USGS and the LA Times quickly backtracked once the error was revealed, citing a software glitch that “misinterpreted” the 1925 quake as a “current event”.
Who needs Donald Trump’s tweets to start a global conflict? Just wait until Twitter hears the latest about the assassination of Archduke Ferdinand of Austria.
It’s been over a year since US robotics designer David Hanson made Sophia an internet phenomenon with a video in which he accidentally prompts her to agree to destroy all humans. The UK got a chance to see if she’s chilled out at all this week, as she sat down for a chat on Good Morning Britain.
Chaperoned by Hanson, who was armed with a glass of water to chuck into her mainframe in case she returned once more to her darker thoughts, Sophia navigated Piers Morgan’s inexplicably sleazy questions with aplomb.
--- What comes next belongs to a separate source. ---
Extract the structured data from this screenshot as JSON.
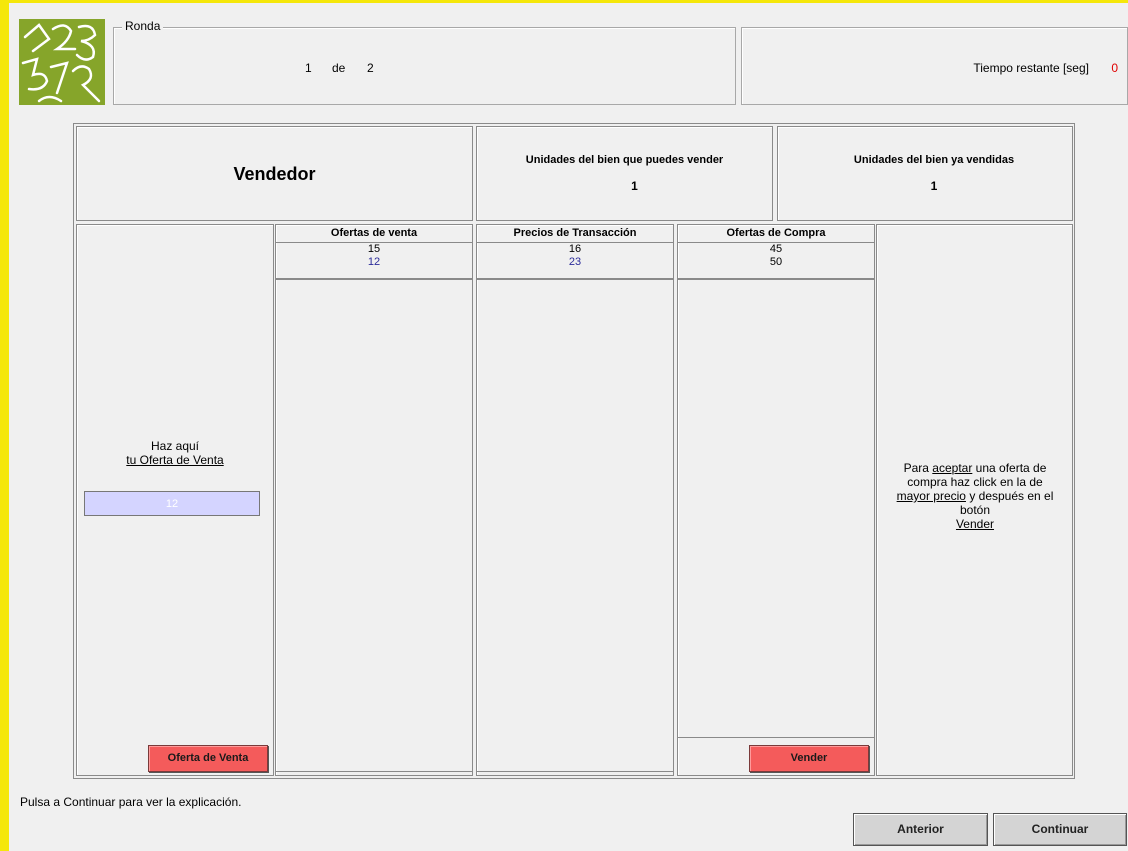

We couldn’t help but think the daytime TV show squandered its opportunity to grill the skinhead robot on important world issues by instead asking her fatuous questions about her love life, but it was to Sophia’s credit that she kept her cool under Morgan’s tabloid probing. He’s used to getting under the skin of his guests, but where a puce Michael Gove spluttered and malfunctioned just days earlier, Sophia remained composed – if not a bit glib – even when the former Daily Mirror editor called her a freak.
That’s not to say Sophia’s the finished article. Indeed, her lack of comic timing and evident self-satisfaction at her own sub-par jokes leaves a lot to be desired. But it does qualify her for further UK daytime TV work. This was a screen test to host Loose Women if ever we’ve seen one.
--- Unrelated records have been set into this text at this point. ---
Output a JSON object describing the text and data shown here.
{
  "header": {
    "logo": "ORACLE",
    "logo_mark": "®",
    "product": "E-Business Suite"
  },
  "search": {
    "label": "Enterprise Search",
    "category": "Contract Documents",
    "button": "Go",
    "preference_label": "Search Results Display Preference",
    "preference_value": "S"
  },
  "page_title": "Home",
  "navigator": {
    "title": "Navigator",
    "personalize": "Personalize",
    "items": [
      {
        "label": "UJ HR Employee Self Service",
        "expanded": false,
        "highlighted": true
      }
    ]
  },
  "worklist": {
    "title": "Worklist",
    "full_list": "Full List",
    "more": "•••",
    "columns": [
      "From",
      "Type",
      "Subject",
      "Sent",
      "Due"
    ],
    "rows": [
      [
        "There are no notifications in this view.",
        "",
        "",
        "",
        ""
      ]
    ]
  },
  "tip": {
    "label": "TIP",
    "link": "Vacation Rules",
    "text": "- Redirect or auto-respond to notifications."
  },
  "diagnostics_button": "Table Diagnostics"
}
Among those ever present first world problems is how to keep your phone charged – especially if you are out on the razz.
The University of the West of England may have just the answer. It has developed a pioneering solution, based on taking a pee. Apparently there’s some pretty clever microbes out there that can do everything from turning urine into electricity, killing bacteria, to world peace.
“We were really excited with the results – it shows we have a stable biological system in which we can treat waste, generate electricity and stop harmful organisms making it through to the sewerage network,” said, professor Ioannis Ieropoulos, who is leading the research.
The idea is being developed into a microbial fuel cell.
So perhaps, one day, you’ll be able to keep your phone charged, no matter how long you stay out boozing…so long as you take a leak. I expect that won’t be too much of a bar to success.